Report the lines of the data below that contain the string "zoom".

Website and app data records
######

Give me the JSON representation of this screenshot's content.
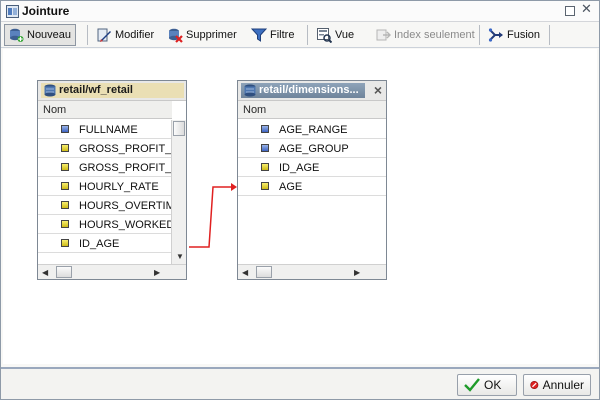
{
  "window": {
    "title": "Jointure"
  },
  "toolbar": {
    "buttons": [
      {
        "label": "Nouveau",
        "icon": "new-join-icon"
      },
      {
        "label": "Modifier",
        "icon": "edit-icon"
      },
      {
        "label": "Supprimer",
        "icon": "delete-icon"
      },
      {
        "label": "Filtre",
        "icon": "filter-icon"
      },
      {
        "label": "Vue",
        "icon": "view-icon"
      },
      {
        "label": "Index seulement",
        "icon": "index-only-icon"
      },
      {
        "label": "Fusion",
        "icon": "merge-icon"
      }
    ]
  },
  "tables": {
    "left": {
      "title": "retail/wf_retail",
      "column_header": "Nom",
      "fields": [
        {
          "label": "FULLNAME",
          "type": "blue"
        },
        {
          "label": "GROSS_PROFIT_L",
          "type": "yellow"
        },
        {
          "label": "GROSS_PROFIT_L",
          "type": "yellow"
        },
        {
          "label": "HOURLY_RATE",
          "type": "yellow"
        },
        {
          "label": "HOURS_OVERTIME",
          "type": "yellow"
        },
        {
          "label": "HOURS_WORKED",
          "type": "yellow"
        },
        {
          "label": "ID_AGE",
          "type": "yellow"
        }
      ]
    },
    "right": {
      "title": "retail/dimensions...",
      "column_header": "Nom",
      "fields": [
        {
          "label": "AGE_RANGE",
          "type": "blue"
        },
        {
          "label": "AGE_GROUP",
          "type": "blue"
        },
        {
          "label": "ID_AGE",
          "type": "yellow"
        },
        {
          "label": "AGE",
          "type": "yellow"
        }
      ]
    }
  },
  "footer": {
    "ok_label": "OK",
    "cancel_label": "Annuler"
  },
  "colors": {
    "link_line": "#e02020",
    "accent": "#7f96b3"
  }
}
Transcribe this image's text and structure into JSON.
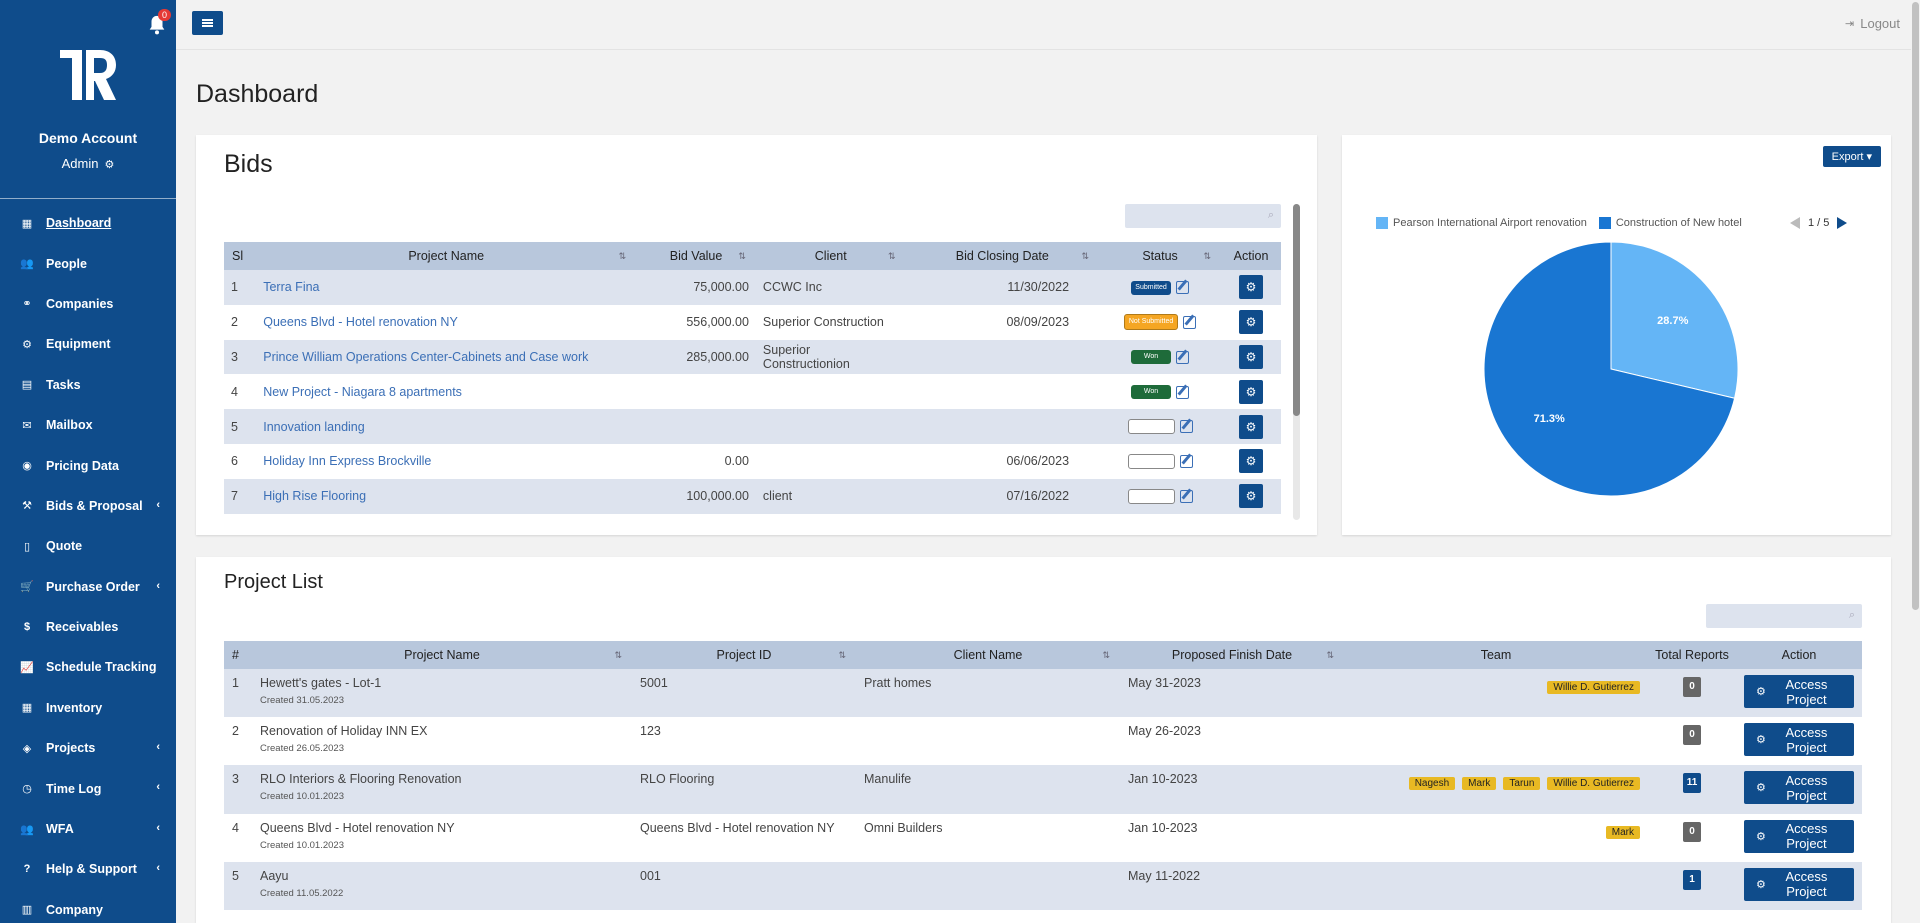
{
  "sidebar": {
    "notification_count": "0",
    "account_name": "Demo Account",
    "account_role": "Admin",
    "items": [
      {
        "label": "Dashboard",
        "icon": "dashboard-icon",
        "glyph": "▦",
        "chevron": false
      },
      {
        "label": "People",
        "icon": "users-icon",
        "glyph": "👥",
        "chevron": false
      },
      {
        "label": "Companies",
        "icon": "handshake-icon",
        "glyph": "⚭",
        "chevron": false
      },
      {
        "label": "Equipment",
        "icon": "gear-icon",
        "glyph": "⚙",
        "chevron": false
      },
      {
        "label": "Tasks",
        "icon": "tasks-icon",
        "glyph": "▤",
        "chevron": false
      },
      {
        "label": "Mailbox",
        "icon": "envelope-icon",
        "glyph": "✉",
        "chevron": false
      },
      {
        "label": "Pricing Data",
        "icon": "database-icon",
        "glyph": "◉",
        "chevron": false
      },
      {
        "label": "Bids & Proposal",
        "icon": "gavel-icon",
        "glyph": "⚒",
        "chevron": true
      },
      {
        "label": "Quote",
        "icon": "file-icon",
        "glyph": "▯",
        "chevron": false
      },
      {
        "label": "Purchase Order",
        "icon": "cart-icon",
        "glyph": "🛒",
        "chevron": true
      },
      {
        "label": "Receivables",
        "icon": "dollar-icon",
        "glyph": "$",
        "chevron": false
      },
      {
        "label": "Schedule Tracking",
        "icon": "line-chart-icon",
        "glyph": "📈",
        "chevron": false
      },
      {
        "label": "Inventory",
        "icon": "inventory-icon",
        "glyph": "▦",
        "chevron": false
      },
      {
        "label": "Projects",
        "icon": "diamond-icon",
        "glyph": "◈",
        "chevron": true
      },
      {
        "label": "Time Log",
        "icon": "clock-icon",
        "glyph": "◷",
        "chevron": true
      },
      {
        "label": "WFA",
        "icon": "group-icon",
        "glyph": "👥",
        "chevron": true
      },
      {
        "label": "Help & Support",
        "icon": "question-icon",
        "glyph": "?",
        "chevron": true
      },
      {
        "label": "Company",
        "icon": "building-icon",
        "glyph": "▥",
        "chevron": false
      }
    ]
  },
  "topbar": {
    "logout_label": "Logout"
  },
  "page": {
    "title": "Dashboard"
  },
  "bids": {
    "title": "Bids",
    "columns": [
      "Sl",
      "Project Name",
      "Bid Value",
      "Client",
      "Bid Closing Date",
      "Status",
      "Action"
    ],
    "rows": [
      {
        "sl": "1",
        "name": "Terra Fina",
        "value": "75,000.00",
        "client": "CCWC Inc",
        "date": "11/30/2022",
        "status": "Submitted",
        "status_type": "submitted"
      },
      {
        "sl": "2",
        "name": "Queens Blvd - Hotel renovation NY",
        "value": "556,000.00",
        "client": "Superior Construction",
        "date": "08/09/2023",
        "status": "Not Submitted",
        "status_type": "not"
      },
      {
        "sl": "3",
        "name": "Prince William Operations Center-Cabinets and Case work",
        "value": "285,000.00",
        "client": "Superior Constructionion",
        "date": "",
        "status": "Won",
        "status_type": "won"
      },
      {
        "sl": "4",
        "name": "New Project - Niagara 8 apartments",
        "value": "",
        "client": "",
        "date": "",
        "status": "Won",
        "status_type": "won"
      },
      {
        "sl": "5",
        "name": "Innovation landing",
        "value": "",
        "client": "",
        "date": "",
        "status": "",
        "status_type": "empty"
      },
      {
        "sl": "6",
        "name": "Holiday Inn Express Brockville",
        "value": "0.00",
        "client": "",
        "date": "06/06/2023",
        "status": "",
        "status_type": "empty"
      },
      {
        "sl": "7",
        "name": "High Rise Flooring",
        "value": "100,000.00",
        "client": "client",
        "date": "07/16/2022",
        "status": "",
        "status_type": "empty"
      }
    ]
  },
  "chart": {
    "export_label": "Export",
    "pager": "1 / 5"
  },
  "chart_data": {
    "type": "pie",
    "series": [
      {
        "name": "Pearson International Airport renovation",
        "value": 28.7,
        "label": "28.7%",
        "color": "#64b5f6"
      },
      {
        "name": "Construction of New hotel",
        "value": 71.3,
        "label": "71.3%",
        "color": "#1976d2"
      }
    ],
    "legend_position": "top-left"
  },
  "projects": {
    "title": "Project List",
    "columns": [
      "#",
      "Project Name",
      "Project ID",
      "Client Name",
      "Proposed Finish Date",
      "Team",
      "Total Reports",
      "Action"
    ],
    "access_label": "Access Project",
    "rows": [
      {
        "n": "1",
        "name": "Hewett's gates - Lot-1",
        "created": "Created 31.05.2023",
        "pid": "5001",
        "client": "Pratt homes",
        "date": "May 31-2023",
        "team": [
          "Willie D. Gutierrez"
        ],
        "reports": "0",
        "rep_type": "grey"
      },
      {
        "n": "2",
        "name": "Renovation of Holiday INN EX",
        "created": "Created 26.05.2023",
        "pid": "123",
        "client": "",
        "date": "May 26-2023",
        "team": [],
        "reports": "0",
        "rep_type": "grey"
      },
      {
        "n": "3",
        "name": "RLO Interiors & Flooring Renovation",
        "created": "Created 10.01.2023",
        "pid": "RLO Flooring",
        "client": "Manulife",
        "date": "Jan 10-2023",
        "team": [
          "Nagesh",
          "Mark",
          "Tarun",
          "Willie D. Gutierrez"
        ],
        "reports": "11",
        "rep_type": "blue"
      },
      {
        "n": "4",
        "name": "Queens Blvd - Hotel renovation NY",
        "created": "Created 10.01.2023",
        "pid": "Queens Blvd - Hotel renovation NY",
        "client": "Omni Builders",
        "date": "Jan 10-2023",
        "team": [
          "Mark"
        ],
        "reports": "0",
        "rep_type": "grey"
      },
      {
        "n": "5",
        "name": "Aayu",
        "created": "Created 11.05.2022",
        "pid": "001",
        "client": "",
        "date": "May 11-2022",
        "team": [],
        "reports": "1",
        "rep_type": "blue"
      }
    ]
  }
}
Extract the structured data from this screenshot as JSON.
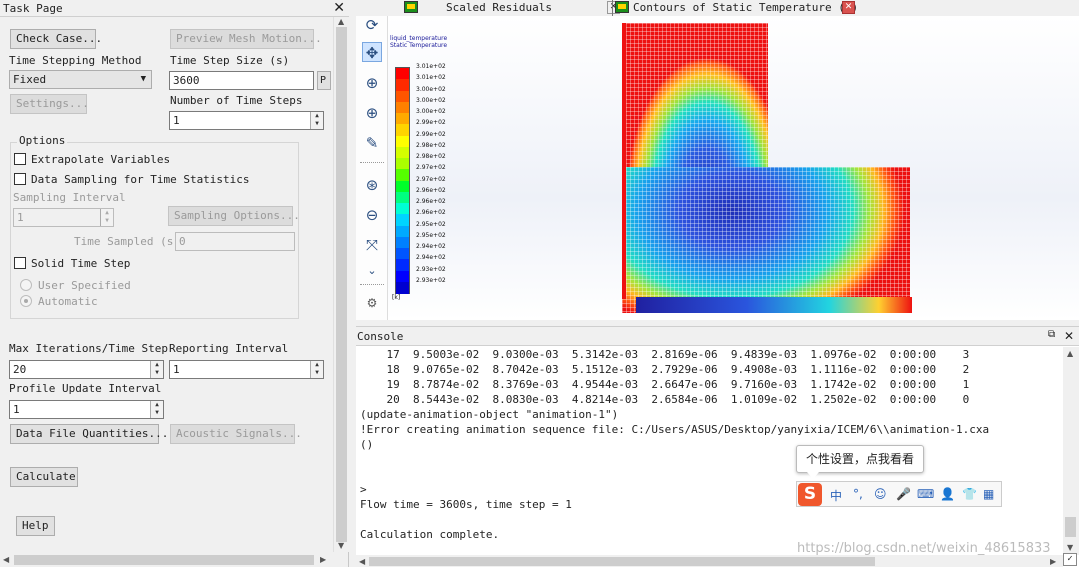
{
  "task_page": {
    "title": "Task Page",
    "close": "✕",
    "check_case": "Check Case...",
    "preview_mesh_motion": "Preview Mesh Motion...",
    "time_stepping_method_label": "Time Stepping Method",
    "time_stepping_method_value": "Fixed",
    "time_step_size_label": "Time Step Size (s)",
    "time_step_size_value": "3600",
    "p_button": "P",
    "settings": "Settings...",
    "number_of_time_steps_label": "Number of Time Steps",
    "number_of_time_steps_value": "1",
    "options_title": "Options",
    "extrapolate_variables": "Extrapolate Variables",
    "data_sampling": "Data Sampling for Time Statistics",
    "sampling_interval_label": "Sampling Interval",
    "sampling_interval_value": "1",
    "sampling_options": "Sampling Options...",
    "time_sampled_label": "Time Sampled (s)",
    "time_sampled_value": "0",
    "solid_time_step": "Solid Time Step",
    "user_specified": "User Specified",
    "automatic": "Automatic",
    "max_iterations_label": "Max Iterations/Time Step",
    "max_iterations_value": "20",
    "reporting_interval_label": "Reporting Interval",
    "reporting_interval_value": "1",
    "profile_update_interval_label": "Profile Update Interval",
    "profile_update_interval_value": "1",
    "data_file_quantities": "Data File Quantities...",
    "acoustic_signals": "Acoustic Signals...",
    "calculate": "Calculate",
    "help": "Help"
  },
  "graphics": {
    "tabs": [
      {
        "label": "Scaled Residuals",
        "active": false
      },
      {
        "label": "Contours of Static Temperature (k)",
        "active": true
      }
    ],
    "tools": [
      "rotate-icon",
      "pan-icon",
      "zoom-in-icon",
      "zoom-to-fit-icon",
      "probe-icon",
      "zoom-box-icon",
      "zoom-out-icon",
      "axes-icon",
      "more-icon",
      "view-icon"
    ],
    "legend": {
      "title_line1": "liquid_temperature",
      "title_line2": "Static Temperature",
      "labels": [
        "3.01e+02",
        "3.01e+02",
        "3.00e+02",
        "3.00e+02",
        "3.00e+02",
        "2.99e+02",
        "2.99e+02",
        "2.98e+02",
        "2.98e+02",
        "2.97e+02",
        "2.97e+02",
        "2.96e+02",
        "2.96e+02",
        "2.96e+02",
        "2.95e+02",
        "2.95e+02",
        "2.94e+02",
        "2.94e+02",
        "2.93e+02",
        "2.93e+02"
      ],
      "unit": "[k]"
    }
  },
  "console": {
    "title": "Console",
    "lines": [
      "    17  9.5003e-02  9.0300e-03  5.3142e-03  2.8169e-06  9.4839e-03  1.0976e-02  0:00:00    3",
      "    18  9.0765e-02  8.7042e-03  5.1512e-03  2.7929e-06  9.4908e-03  1.1116e-02  0:00:00    2",
      "    19  8.7874e-02  8.3769e-03  4.9544e-03  2.6647e-06  9.7160e-03  1.1742e-02  0:00:00    1",
      "    20  8.5443e-02  8.0830e-03  4.8214e-03  2.6584e-06  1.0109e-02  1.2502e-02  0:00:00    0",
      "(update-animation-object \"animation-1\")",
      "!Error creating animation sequence file: C:/Users/ASUS/Desktop/yanyixia/ICEM/6\\\\animation-1.cxa",
      "()",
      "",
      "",
      ">",
      "Flow time = 3600s, time step = 1",
      "",
      "Calculation complete."
    ]
  },
  "ime": {
    "tip": "个性设置，点我看看",
    "logo": "S",
    "icons": [
      "中",
      "°,",
      "☺",
      "🎤",
      "⌨",
      "👤",
      "👕",
      "▦"
    ]
  },
  "watermark": "https://blog.csdn.net/weixin_48615833"
}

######

**Response area**
      "zoom-in-icon",
      "zoom-to-fit-icon",
      "zoom-box-icon",
      "zoom-out-icon",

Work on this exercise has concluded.